Just on paper that seemed odd. Zohaib averages far less with the bat and far more with the ball than Hammad in both first-class and List A cricket. His record is closer to Yamin's and Wasim's, but even so, the latter two seem to stand out more. Further, at 28 he is at least two years older than the others mentioned, and is probably the least likely to develop further into a cricketer who could help the national team in the long run.
So why would he be selected? After all, isn't the A team supposed to provide the national team with alternatives? The other allrounder in the squad, Zafar Gohar, is precisely the sort of player the A team is designed to develop - an U-19 product who has done well in his short time in the domestic game. But surely Wasim or Yamin were a better option than Zohaib?

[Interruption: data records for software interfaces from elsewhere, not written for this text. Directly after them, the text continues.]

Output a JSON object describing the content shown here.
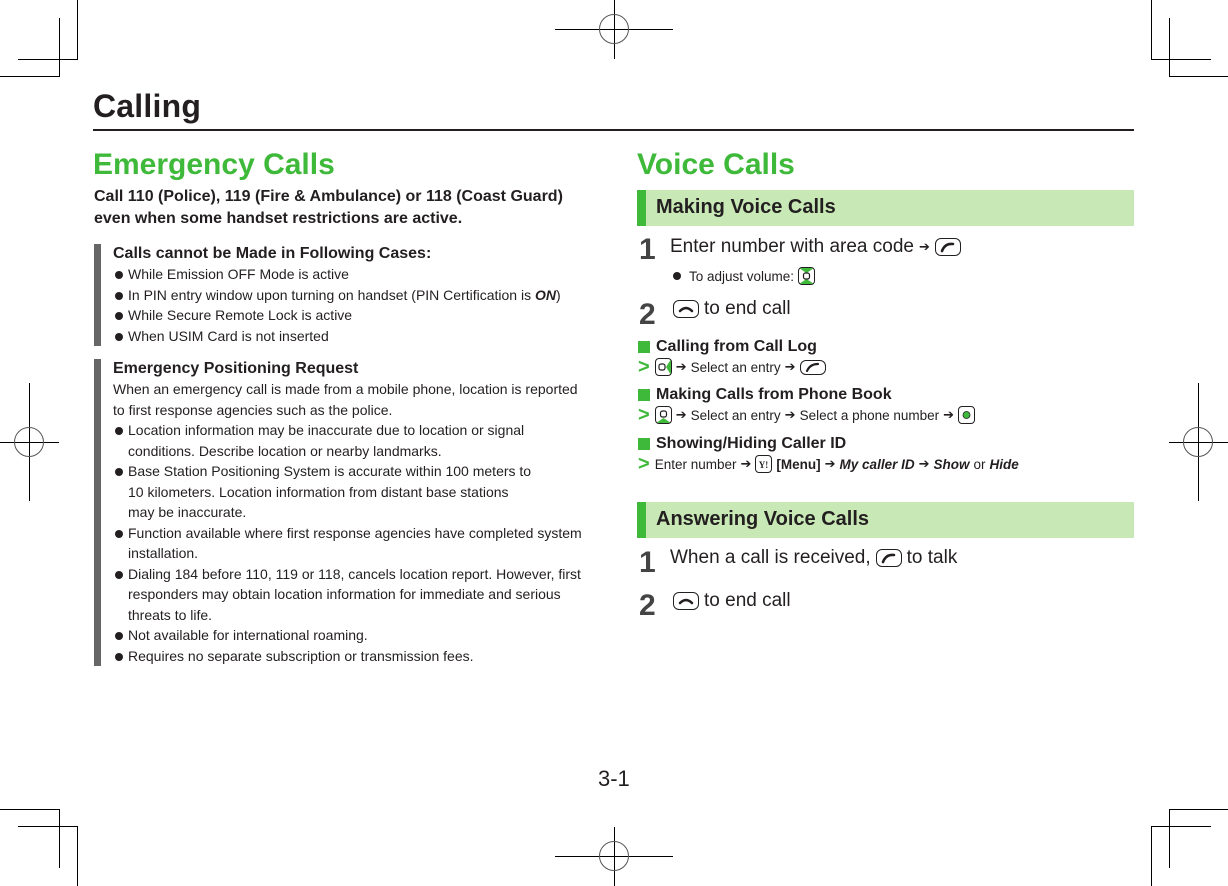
{
  "chapter": {
    "title": "Calling",
    "page_number": "3-1"
  },
  "emergency": {
    "heading": "Emergency Calls",
    "intro_line1": "Call 110 (Police), 119 (Fire & Ambulance) or 118 (Coast Guard)",
    "intro_line2": "even when some handset restrictions are active.",
    "cases_note": {
      "title": "Calls cannot be Made in Following Cases:",
      "items": [
        "While Emission OFF Mode is active",
        "In PIN entry window upon turning on handset (PIN Certification is ",
        "While Secure Remote Lock is active",
        "When USIM Card is not inserted"
      ],
      "pin_on": "ON",
      "pin_close": ")"
    },
    "positioning_note": {
      "title": "Emergency Positioning Request",
      "body": "When an emergency call is made from a mobile phone, location is reported to first response agencies such as the police.",
      "items": [
        "Location information may be inaccurate due to location or signal conditions. Describe location or nearby landmarks.",
        "Base Station Positioning System is accurate within 100 meters to 10 kilometers. Location information from distant base stations may be inaccurate.",
        "Function available where first response agencies have completed system installation.",
        "Dialing 184 before 110, 119 or 118, cancels location report. However, first responders may obtain location information for immediate and serious threats to life.",
        "Not available for international roaming.",
        "Requires no separate subscription or transmission fees."
      ]
    }
  },
  "voice": {
    "heading": "Voice Calls",
    "making": {
      "title": "Making Voice Calls",
      "step1_num": "1",
      "step1_text": "Enter number with area code",
      "step1_sub": "To adjust volume:",
      "step2_num": "2",
      "step2_text": "to end call"
    },
    "call_log": {
      "title": "Calling from Call Log",
      "select": "Select an entry"
    },
    "phone_book": {
      "title": "Making Calls from Phone Book",
      "select": "Select an entry",
      "select_number": "Select a phone number"
    },
    "caller_id": {
      "title": "Showing/Hiding Caller ID",
      "enter": "Enter number",
      "menu": "[Menu]",
      "my_caller_id": "My caller ID",
      "show": "Show",
      "or": "or",
      "hide": "Hide"
    },
    "answering": {
      "title": "Answering Voice Calls",
      "step1_num": "1",
      "step1_pre": "When a call is received,",
      "step1_post": "to talk",
      "step2_num": "2",
      "step2_text": "to end call"
    },
    "arrow": "➔",
    "gt": ">"
  },
  "icons": {
    "start_key": "phone-start-key",
    "end_key": "phone-end-key",
    "volume_key": "nav-up-down-key",
    "call_log_key": "nav-right-key",
    "phone_book_key": "nav-down-key",
    "center_key": "center-key",
    "yahoo_key": "yahoo-menu-key"
  },
  "colors": {
    "accent_green": "#3eb93a",
    "header_band": "#c8e8b6",
    "note_bar": "#666666"
  }
}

Zohaib did have a good year, probably his best in the domestic game. He is also the nephew of Shakil Shaikh, the head of PCB's cricket committee. Shaikh is a controversial figure in Pakistan cricket, to say the least. A former journalist turned administrator, he is perhaps most famous for calling Misbah-ul-Haq a "geedar" (literally jackal, in this case referring to the captain as someone with no courage) on television and facing no consequences for it. He is also president of the Islamabad Region, a post that his detractors have accused him of running as a fiefdom.

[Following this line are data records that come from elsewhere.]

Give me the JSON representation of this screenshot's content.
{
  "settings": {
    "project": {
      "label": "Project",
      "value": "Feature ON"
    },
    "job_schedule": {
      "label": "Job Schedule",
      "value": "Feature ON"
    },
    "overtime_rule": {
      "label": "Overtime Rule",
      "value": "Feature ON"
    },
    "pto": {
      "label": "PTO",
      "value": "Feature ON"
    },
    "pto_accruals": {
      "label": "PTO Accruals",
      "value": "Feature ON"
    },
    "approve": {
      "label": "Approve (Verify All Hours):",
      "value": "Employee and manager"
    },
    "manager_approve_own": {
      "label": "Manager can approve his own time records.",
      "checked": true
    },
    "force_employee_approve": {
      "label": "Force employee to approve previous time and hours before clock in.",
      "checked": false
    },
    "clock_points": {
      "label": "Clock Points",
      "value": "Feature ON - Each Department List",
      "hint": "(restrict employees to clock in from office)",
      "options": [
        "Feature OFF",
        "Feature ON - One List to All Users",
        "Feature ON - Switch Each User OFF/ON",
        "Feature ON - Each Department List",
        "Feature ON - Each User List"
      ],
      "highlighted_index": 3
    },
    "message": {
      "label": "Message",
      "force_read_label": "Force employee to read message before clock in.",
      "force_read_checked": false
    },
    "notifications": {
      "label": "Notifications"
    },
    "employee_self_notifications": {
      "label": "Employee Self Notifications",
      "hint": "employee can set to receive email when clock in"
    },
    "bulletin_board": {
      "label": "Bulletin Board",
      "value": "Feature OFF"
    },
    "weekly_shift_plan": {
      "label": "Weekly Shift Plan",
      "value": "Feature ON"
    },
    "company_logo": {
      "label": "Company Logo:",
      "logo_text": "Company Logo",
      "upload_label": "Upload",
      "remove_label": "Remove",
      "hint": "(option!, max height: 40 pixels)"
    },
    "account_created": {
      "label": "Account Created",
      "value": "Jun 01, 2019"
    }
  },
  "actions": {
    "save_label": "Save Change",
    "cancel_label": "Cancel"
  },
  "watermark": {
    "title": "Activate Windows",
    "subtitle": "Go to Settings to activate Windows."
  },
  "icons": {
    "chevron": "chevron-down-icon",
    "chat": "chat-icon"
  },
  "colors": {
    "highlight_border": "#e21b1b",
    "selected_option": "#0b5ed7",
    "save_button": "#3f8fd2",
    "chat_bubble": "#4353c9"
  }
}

In Pakistan, a first-class coach can also be a selector, pick one of his own players, and then gush about the said player and his own achievements on television commentary. Apparently conflict of interest has no meaning here.
Another player I was hopeful of seeing for Pakistan A was Sadaf Hussain, among the more consistent fast bowlers on the domestic scene. Considering Pakistan's luck with fast bowlers and injuries in the last few months, surely someone with a track record of bowling long spells and being a consistent wicket-taker was exactly the sort of player the Pakistan selectors needed to look at. Despite averaging under 21 in three of the last four seasons, he hasn't been close to national selection since touring the West Indies with them in 2011. And even though he has averaged just 17.9 with the ball in the Quaid-e-Azam Trophy Silver League this season, he was overlooked for the A team. Perhaps because in Pakistan, a decent performance in the domestic T20 tournament is given more importance than an exceptional one in the first-class game. Sadaf, unfortunately, has yet to play a T20 game despite being one of the best performers in the List A game too (in the 2013-14 President's Cup, he had an average of 12.90 while going at just 4.3 an over).
As I write this, the squads for the Pentangular Cup have been announced. Hammad isn't there but neither have Yamin or Ghulam been considered good enough for any of the 75 places on offer! While the captains of all five teams involved are current national team players, only three of the vice-captains are. The first exception is Bismillah Khan, though his promotion makes sense considering he's the only Balochistan-born player in the Balochistan team. The other is the vice-captain of the Federal United team - he hasn't played for Pakistan but holds the position over eight others who have. His name is Zohaib Ahmed.
And then they wonder where all the pessimism comes from.
Hassan Cheema is a sports journalist, writer and commentator, and co-hosts the online cricket show Pace is Pace Yaar. @mediagag